There are few more “classic” cocktails than the Sidecar. A simple, but delicious, combination of brandy, Cointreau and lemon juice, the Sidecar is a very easy cocktail to enjoy. Everything else about the drink, however, is not so simple.
As is often the case with “classic” cocktails, the history, ingredients and proportions are all hard to pin down. The Sidecar was “probably” invented after World War I in “either” the Ritz Hotel in Paris or the Bucks Club in London and “likely” named after the sidecar on a motorcycle. That clears up everything.
And when we get to the proportions of the ingredients of the Sidecar, the picture doesn’t come into focus either. Some recipes suggest equal proportions of the brandy, Cointreau and lemon, some go very heavy on brandy and light on lemon, and some follow a 2:1:1 formula. Cocktail
geeks writers spend a lot of time on this stuff (a quick Google search will give you more on the subject than you will ever need), but they do get the benefit of “testing” the recipes. We suggest a starting point of 2 ounces of brandy to 3/4 ounces each Cointreau and lemon juice.
While there is less confusion about the base ingredients of the Sidecar, there is room for experimentation. Brandies vary widely, but most recipes suggest a VS or better Cognac or Armagnac (we like Armagnac). But even among brands, the flavors will vary and may require changing the recipe slightly for your tastes. You can also experiment with other triple secs or Curaçao to replace the Cointreau. We like Pierre Ferrand for a slightly drier flavor. But the Cointreau does work very well. And you may, or may not, want to add sugar to the rim of the glass. We like the drink either way, but the sugar rim is pretty and you can do it ahead of time and impress your guests.
As for the flavor of the Sidecar, the brandy, sweet orange and lemon flavors all blend into a light citrus sip with just enough sweetness to keep you coming back. You get all the flavor of the brandy, but without any rough edges.
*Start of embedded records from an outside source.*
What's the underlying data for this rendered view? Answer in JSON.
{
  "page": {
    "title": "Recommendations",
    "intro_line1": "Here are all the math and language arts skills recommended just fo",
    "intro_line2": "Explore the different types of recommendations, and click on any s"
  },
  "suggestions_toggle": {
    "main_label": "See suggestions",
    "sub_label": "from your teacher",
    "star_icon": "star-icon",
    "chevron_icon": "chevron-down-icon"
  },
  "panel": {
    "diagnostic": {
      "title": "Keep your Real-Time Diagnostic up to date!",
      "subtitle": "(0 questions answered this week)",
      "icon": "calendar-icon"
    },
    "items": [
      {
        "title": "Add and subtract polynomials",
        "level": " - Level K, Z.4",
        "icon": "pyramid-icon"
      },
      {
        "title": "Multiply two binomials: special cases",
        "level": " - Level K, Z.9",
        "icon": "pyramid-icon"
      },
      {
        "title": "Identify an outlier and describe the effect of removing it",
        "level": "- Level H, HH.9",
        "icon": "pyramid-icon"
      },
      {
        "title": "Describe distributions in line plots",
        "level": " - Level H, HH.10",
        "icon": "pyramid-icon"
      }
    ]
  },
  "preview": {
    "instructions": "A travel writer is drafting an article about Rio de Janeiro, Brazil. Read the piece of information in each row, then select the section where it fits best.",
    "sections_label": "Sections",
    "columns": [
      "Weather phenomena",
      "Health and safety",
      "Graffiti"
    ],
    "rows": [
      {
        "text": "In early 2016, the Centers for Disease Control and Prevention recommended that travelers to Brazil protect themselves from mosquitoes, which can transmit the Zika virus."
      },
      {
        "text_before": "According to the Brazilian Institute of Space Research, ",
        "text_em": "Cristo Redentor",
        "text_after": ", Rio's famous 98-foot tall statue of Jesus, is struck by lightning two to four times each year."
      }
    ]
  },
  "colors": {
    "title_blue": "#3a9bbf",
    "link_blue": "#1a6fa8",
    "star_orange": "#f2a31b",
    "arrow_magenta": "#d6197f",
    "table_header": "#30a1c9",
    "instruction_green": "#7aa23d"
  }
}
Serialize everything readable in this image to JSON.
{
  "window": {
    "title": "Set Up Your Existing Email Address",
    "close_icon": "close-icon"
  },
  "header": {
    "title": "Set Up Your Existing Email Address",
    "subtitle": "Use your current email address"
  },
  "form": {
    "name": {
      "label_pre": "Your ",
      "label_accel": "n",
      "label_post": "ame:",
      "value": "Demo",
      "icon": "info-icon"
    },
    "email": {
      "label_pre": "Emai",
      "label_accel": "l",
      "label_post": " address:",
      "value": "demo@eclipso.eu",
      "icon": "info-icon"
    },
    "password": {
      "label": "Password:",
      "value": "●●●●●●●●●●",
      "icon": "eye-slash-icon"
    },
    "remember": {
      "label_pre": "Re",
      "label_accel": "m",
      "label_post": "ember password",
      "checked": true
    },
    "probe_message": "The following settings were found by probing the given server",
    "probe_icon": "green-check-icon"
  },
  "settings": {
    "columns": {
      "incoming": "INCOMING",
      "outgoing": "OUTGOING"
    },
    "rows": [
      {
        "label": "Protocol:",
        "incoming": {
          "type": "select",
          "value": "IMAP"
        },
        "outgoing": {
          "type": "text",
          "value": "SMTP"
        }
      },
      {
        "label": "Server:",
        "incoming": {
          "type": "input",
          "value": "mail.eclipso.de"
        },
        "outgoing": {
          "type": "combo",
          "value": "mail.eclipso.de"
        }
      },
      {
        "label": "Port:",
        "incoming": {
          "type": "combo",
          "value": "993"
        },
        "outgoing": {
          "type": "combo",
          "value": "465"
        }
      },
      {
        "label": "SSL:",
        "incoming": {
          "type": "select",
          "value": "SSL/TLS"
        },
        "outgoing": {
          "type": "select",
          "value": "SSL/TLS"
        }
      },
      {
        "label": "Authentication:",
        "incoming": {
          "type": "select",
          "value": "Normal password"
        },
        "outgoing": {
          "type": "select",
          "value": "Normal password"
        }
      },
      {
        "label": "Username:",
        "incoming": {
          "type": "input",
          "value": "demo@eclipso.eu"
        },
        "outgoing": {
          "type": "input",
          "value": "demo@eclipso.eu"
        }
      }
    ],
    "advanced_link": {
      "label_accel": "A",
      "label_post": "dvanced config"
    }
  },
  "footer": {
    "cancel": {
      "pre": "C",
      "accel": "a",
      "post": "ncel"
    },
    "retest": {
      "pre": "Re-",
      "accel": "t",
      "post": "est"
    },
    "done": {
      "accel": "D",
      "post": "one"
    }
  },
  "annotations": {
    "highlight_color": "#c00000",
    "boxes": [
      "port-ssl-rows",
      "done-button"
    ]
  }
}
The Sidecar is an easy drink to enjoy, even if you don’t often drink brandy. The only problem with the Sidecar is that they are almost too easy to drink and you could get into a little trouble after a few. That is something all the historians seem to agree on.
- 2 oz. good Cognac or Armagnac
- 3/4 oz. Cointreau (substitute quality triple sec or Curaçao)
- 3/4 oz. fresh lemon juice
- Sugar, for rimming glass (optional)
- Run a wedge of lemon around the edge of the glass and then rotate the edge of the glass in the sugar. Shake off any excess and let dry for a few minutes.
- Meanwhile, combine all the liquid ingredients in a cocktail shaker with ice. Shake thoroughly and strain into the sugar-rimmed glass (if using). Serve.